> [ACTION ITEM]
Return the lines below in which the string "Кокосовий" occurs.

> [EXCERPTED RECORDS]
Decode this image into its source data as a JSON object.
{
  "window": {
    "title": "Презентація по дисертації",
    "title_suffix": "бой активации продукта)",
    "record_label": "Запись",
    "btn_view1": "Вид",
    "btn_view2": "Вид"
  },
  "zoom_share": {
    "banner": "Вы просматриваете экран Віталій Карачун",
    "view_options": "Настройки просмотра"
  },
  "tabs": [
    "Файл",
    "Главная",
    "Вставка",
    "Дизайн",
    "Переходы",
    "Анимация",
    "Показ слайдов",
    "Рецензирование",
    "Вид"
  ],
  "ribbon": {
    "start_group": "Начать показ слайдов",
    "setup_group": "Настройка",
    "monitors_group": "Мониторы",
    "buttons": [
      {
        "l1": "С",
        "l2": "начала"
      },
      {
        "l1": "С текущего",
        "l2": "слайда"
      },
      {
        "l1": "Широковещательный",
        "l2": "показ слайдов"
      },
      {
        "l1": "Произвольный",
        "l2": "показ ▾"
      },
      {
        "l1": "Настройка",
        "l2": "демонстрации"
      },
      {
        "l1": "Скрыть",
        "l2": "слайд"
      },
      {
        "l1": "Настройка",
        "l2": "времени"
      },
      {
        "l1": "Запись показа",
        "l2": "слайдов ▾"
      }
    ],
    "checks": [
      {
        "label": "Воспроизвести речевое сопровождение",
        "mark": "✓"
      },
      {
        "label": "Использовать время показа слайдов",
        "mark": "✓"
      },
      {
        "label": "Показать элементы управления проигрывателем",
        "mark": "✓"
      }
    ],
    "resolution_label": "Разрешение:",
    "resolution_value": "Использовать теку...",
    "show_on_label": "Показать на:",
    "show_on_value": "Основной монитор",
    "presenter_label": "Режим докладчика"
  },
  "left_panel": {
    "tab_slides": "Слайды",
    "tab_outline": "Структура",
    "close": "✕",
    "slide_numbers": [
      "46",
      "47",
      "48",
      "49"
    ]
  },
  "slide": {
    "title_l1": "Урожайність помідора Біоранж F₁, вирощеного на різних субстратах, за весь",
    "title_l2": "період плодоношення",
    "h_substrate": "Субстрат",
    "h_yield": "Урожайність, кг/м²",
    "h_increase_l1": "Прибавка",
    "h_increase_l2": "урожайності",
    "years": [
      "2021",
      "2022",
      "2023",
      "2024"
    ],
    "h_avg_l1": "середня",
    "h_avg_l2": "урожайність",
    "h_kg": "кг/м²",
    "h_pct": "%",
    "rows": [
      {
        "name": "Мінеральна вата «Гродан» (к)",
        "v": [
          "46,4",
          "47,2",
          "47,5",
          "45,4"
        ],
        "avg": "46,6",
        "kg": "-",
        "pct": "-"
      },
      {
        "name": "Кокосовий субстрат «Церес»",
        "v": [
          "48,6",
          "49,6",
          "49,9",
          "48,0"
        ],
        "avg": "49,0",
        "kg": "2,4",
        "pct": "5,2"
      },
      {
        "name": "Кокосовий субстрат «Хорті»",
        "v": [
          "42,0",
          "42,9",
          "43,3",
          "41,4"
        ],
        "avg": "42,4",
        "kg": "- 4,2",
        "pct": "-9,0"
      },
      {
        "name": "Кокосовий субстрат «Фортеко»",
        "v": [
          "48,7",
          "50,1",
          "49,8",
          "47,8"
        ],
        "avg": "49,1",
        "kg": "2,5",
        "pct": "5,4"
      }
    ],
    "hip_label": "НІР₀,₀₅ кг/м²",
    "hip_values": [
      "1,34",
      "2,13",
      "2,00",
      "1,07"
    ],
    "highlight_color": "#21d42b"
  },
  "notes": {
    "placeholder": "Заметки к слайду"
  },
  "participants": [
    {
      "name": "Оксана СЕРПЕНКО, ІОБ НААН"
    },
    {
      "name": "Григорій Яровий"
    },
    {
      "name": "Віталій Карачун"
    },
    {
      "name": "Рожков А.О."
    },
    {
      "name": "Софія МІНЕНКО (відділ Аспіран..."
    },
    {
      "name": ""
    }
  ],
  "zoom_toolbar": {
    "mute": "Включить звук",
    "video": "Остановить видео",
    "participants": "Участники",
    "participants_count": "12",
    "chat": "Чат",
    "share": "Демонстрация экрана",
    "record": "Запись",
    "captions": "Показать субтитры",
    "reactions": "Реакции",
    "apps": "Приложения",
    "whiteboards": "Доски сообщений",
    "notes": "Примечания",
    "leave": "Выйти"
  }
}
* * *
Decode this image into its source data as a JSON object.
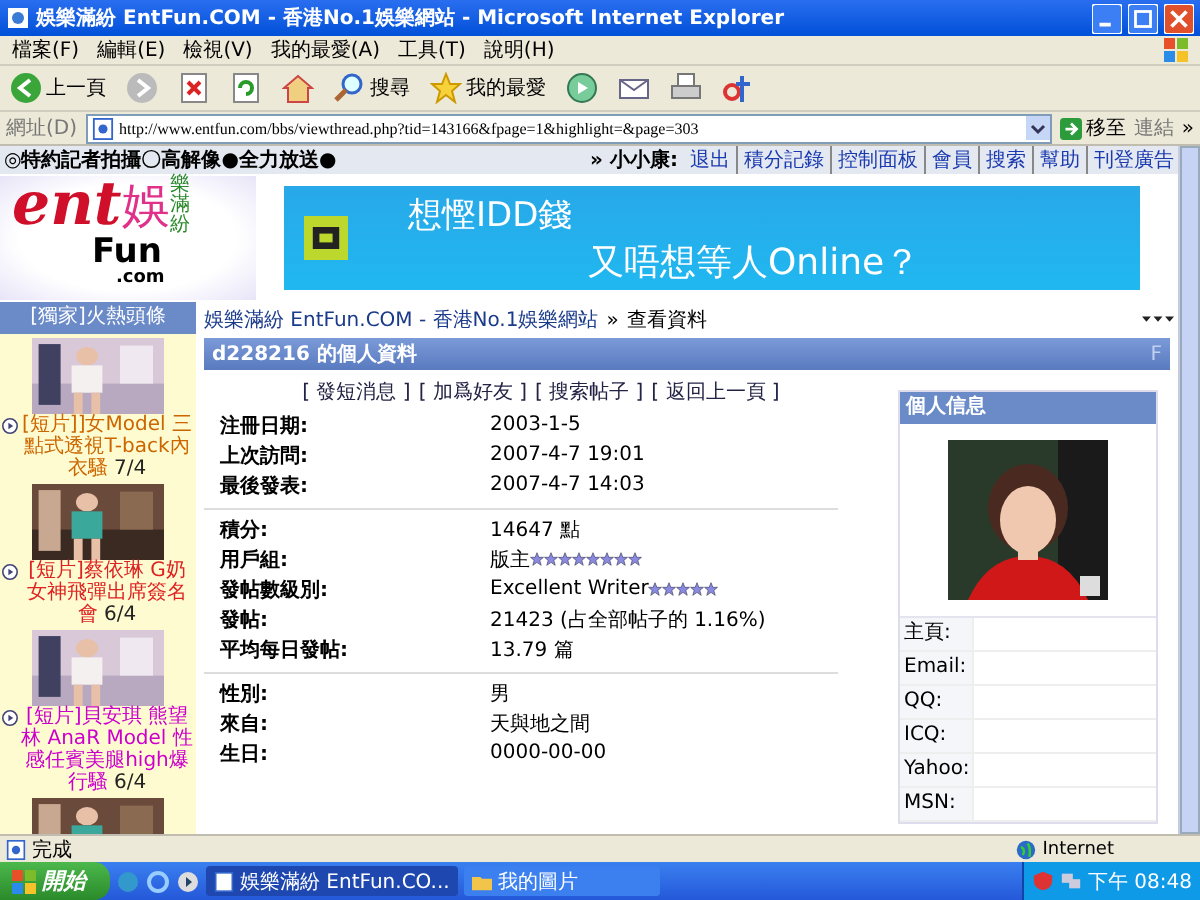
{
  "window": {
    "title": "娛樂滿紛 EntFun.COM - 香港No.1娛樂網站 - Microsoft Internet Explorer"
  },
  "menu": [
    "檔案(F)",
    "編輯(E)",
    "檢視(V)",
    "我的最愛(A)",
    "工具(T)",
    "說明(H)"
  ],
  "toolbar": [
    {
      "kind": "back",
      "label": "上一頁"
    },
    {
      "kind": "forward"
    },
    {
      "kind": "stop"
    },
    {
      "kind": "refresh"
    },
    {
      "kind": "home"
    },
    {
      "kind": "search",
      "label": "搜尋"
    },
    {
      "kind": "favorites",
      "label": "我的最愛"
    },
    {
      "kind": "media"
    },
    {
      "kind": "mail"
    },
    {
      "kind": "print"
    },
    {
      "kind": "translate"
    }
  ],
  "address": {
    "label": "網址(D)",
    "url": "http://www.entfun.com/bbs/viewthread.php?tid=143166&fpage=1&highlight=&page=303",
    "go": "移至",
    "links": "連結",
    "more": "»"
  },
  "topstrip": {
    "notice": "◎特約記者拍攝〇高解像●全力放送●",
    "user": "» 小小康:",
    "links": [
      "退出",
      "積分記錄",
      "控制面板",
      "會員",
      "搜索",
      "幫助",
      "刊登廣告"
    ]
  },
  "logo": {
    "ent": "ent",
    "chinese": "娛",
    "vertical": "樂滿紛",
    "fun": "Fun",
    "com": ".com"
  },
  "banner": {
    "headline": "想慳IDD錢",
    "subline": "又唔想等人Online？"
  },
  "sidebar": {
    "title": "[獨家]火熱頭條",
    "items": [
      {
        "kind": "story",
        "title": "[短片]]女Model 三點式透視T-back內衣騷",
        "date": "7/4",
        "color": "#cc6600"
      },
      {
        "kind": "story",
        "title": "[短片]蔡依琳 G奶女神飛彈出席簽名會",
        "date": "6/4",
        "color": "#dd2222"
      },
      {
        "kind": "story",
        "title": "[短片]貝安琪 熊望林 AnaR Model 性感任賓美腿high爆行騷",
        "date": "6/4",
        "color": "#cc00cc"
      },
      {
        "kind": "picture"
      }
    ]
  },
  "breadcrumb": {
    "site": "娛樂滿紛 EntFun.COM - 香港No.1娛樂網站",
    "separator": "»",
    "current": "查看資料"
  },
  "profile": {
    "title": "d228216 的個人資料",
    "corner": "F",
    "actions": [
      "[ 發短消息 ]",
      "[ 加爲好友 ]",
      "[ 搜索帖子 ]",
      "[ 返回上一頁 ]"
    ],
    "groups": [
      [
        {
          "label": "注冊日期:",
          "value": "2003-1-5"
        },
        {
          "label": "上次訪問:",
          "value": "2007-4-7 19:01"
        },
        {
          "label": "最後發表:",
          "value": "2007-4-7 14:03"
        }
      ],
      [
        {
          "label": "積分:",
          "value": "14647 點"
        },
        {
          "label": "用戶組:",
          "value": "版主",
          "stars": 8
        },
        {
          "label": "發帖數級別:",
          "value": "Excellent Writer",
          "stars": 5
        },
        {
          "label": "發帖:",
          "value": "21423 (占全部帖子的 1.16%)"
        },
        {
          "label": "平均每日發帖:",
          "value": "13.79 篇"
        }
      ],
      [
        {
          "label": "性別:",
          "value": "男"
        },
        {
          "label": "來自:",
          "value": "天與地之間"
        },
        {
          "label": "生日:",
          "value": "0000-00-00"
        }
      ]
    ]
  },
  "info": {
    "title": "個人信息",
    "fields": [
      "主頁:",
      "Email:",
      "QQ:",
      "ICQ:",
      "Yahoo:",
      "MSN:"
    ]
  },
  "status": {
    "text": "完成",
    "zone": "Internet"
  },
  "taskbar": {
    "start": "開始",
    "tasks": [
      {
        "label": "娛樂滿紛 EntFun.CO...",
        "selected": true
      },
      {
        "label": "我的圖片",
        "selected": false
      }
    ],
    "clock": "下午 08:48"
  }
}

> [TASK RESPONSE]
        "name": "Кокосовий субстрат «Церес»",
        "name": "Кокосовий субстрат «Хорті»",
        "name": "Кокосовий субстрат «Фортеко»",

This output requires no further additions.